Students Weigh in on Marketing Science to Girls
In February I started a discussion about how we might interest more girls in science. Even though I was interested in the broader view, the discussion seemed to focus mostly on whether a variety of colored parts would appeal to girls. A class of teenagers recently weighed in on the subject and you might find their extensive comments interesting. It sounds like the boys are the ones most interested in some color variety! Check out their comments
The teacher and the parents should be pleased with such skill.
I tend to think that Lego has done this (limiting their market) to themselves with the prominence of the Bionicles and Star Wars and other model kits. I adored my Lego when I was growing up, but it was just plain building Lego that all kids played with.
To encourage girls to partipate in my robotics club, I have to overcome their preconceptions about Lego, not their preconceptions about science.
Such a combination will help students with artistic interests to become more interested in science, and vice versa. Hence, if a girl likes art, she would also be exposed to the science, and may like it. I do not think LEGO can be used singled out, but in conjunction with other materials as paper, pipe cleaners, etc. Cricket sets
do just this, and I think that the LEGO used in this context is not considered to be for boys only. A lot of the Cricket creations
use art and science. Teachers using LEGO and robotics in the classroom should take a similar approach, if they would like more girls to be interested and involved.
Look at the Wellesley College “Robotics Design Studio” course’s 2007 gallery of projects; it seems that all of these creations were made by female students. This course applies science and art together using LEGO and other materials.

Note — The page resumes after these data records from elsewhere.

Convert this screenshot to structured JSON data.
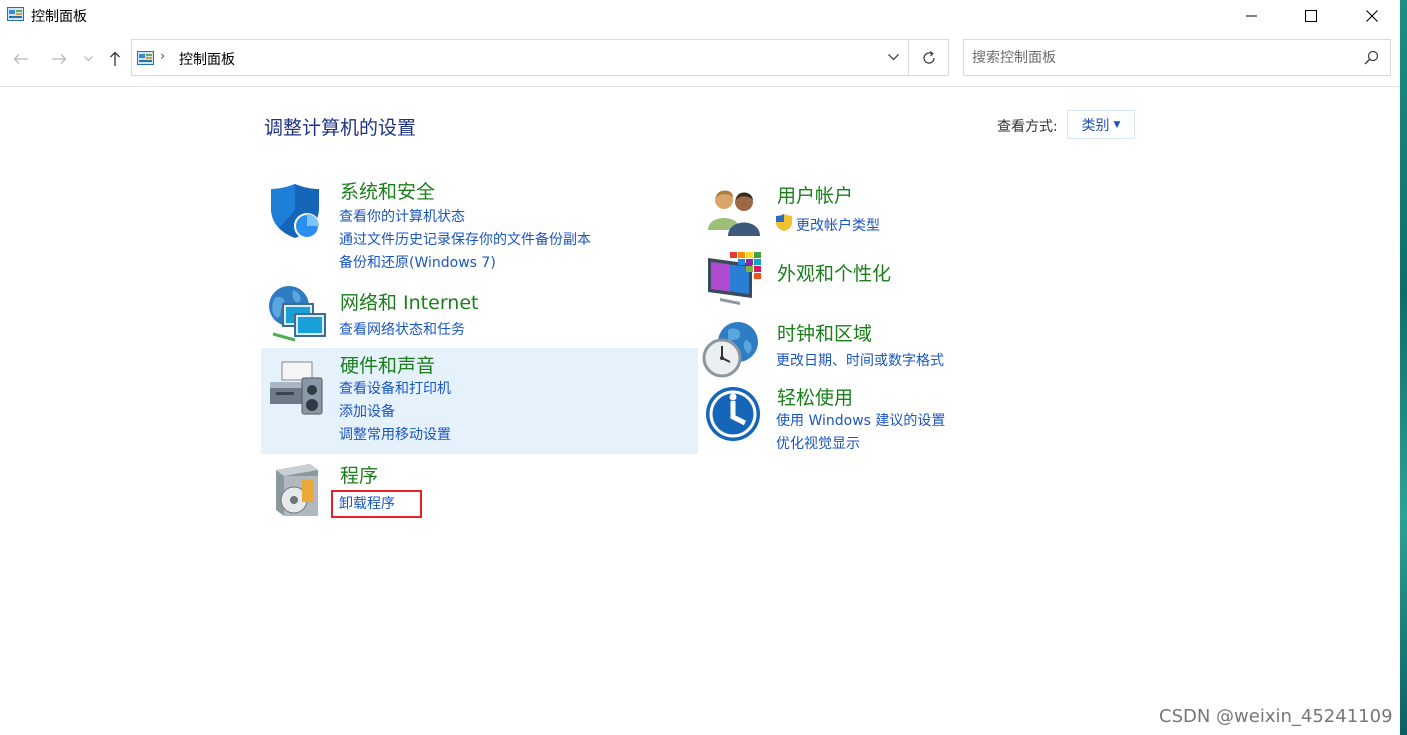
{
  "window": {
    "title": "控制面板",
    "minimize_icon": "minimize-icon",
    "maximize_icon": "maximize-icon",
    "close_icon": "close-icon"
  },
  "address": {
    "location": "控制面板",
    "separator": "›"
  },
  "search": {
    "placeholder": "搜索控制面板"
  },
  "main": {
    "heading": "调整计算机的设置",
    "view_by_label": "查看方式:",
    "view_by_value": "类别"
  },
  "categories": [
    {
      "title": "系统和安全",
      "icon": "shield-icon",
      "links": [
        "查看你的计算机状态",
        "通过文件历史记录保存你的文件备份副本",
        "备份和还原(Windows 7)"
      ]
    },
    {
      "title": "网络和 Internet",
      "icon": "network-globe-icon",
      "links": [
        "查看网络状态和任务"
      ]
    },
    {
      "title": "硬件和声音",
      "icon": "printer-speaker-icon",
      "links": [
        "查看设备和打印机",
        "添加设备",
        "调整常用移动设置"
      ]
    },
    {
      "title": "程序",
      "icon": "programs-disc-icon",
      "links": [
        "卸载程序"
      ]
    },
    {
      "title": "用户帐户",
      "icon": "user-accounts-icon",
      "links": [
        "更改帐户类型"
      ]
    },
    {
      "title": "外观和个性化",
      "icon": "appearance-monitor-icon",
      "links": []
    },
    {
      "title": "时钟和区域",
      "icon": "clock-globe-icon",
      "links": [
        "更改日期、时间或数字格式"
      ]
    },
    {
      "title": "轻松使用",
      "icon": "ease-of-access-icon",
      "links": [
        "使用 Windows 建议的设置",
        "优化视觉显示"
      ]
    }
  ],
  "highlighted_category": "硬件和声音",
  "watermark": "CSDN @weixin_45241109",
  "colors": {
    "category_title": "#1a7f1a",
    "link": "#1a56c2",
    "heading": "#1e3287",
    "highlight_bg": "#e5f1fb",
    "annotation_box": "#e8202a"
  }
}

I just asked my wife, and she says that the LEGO Co. showing advertisements with girls AND boys building with LEGO together could help over come preconceptions of LEGO being only a "boy's toy".
One thing LEGO should NOT do is they should not create a "girly" version of anything. To be fair, right now, Mindstorms Education pages do have girls pictured, but it took some digging for me to find those. The retail advertising and the current Brickmaster Magazine are laden with testosterone. In the magazine, the themes are all dark...sinister. Frankly, I wouldn't buy that for my three sons, so their marketing is counter-productive with this parent---and with any other parent who objects to the violent and sinister nature of so many games and television programs these days.
Interesting that you should mention DaVinci,as sometime soon Apress will be releasing a book by Matthias Paul Scholtz full of NXT models based on DaVinci's work. I'm sure Matthias would love to tell you more about it!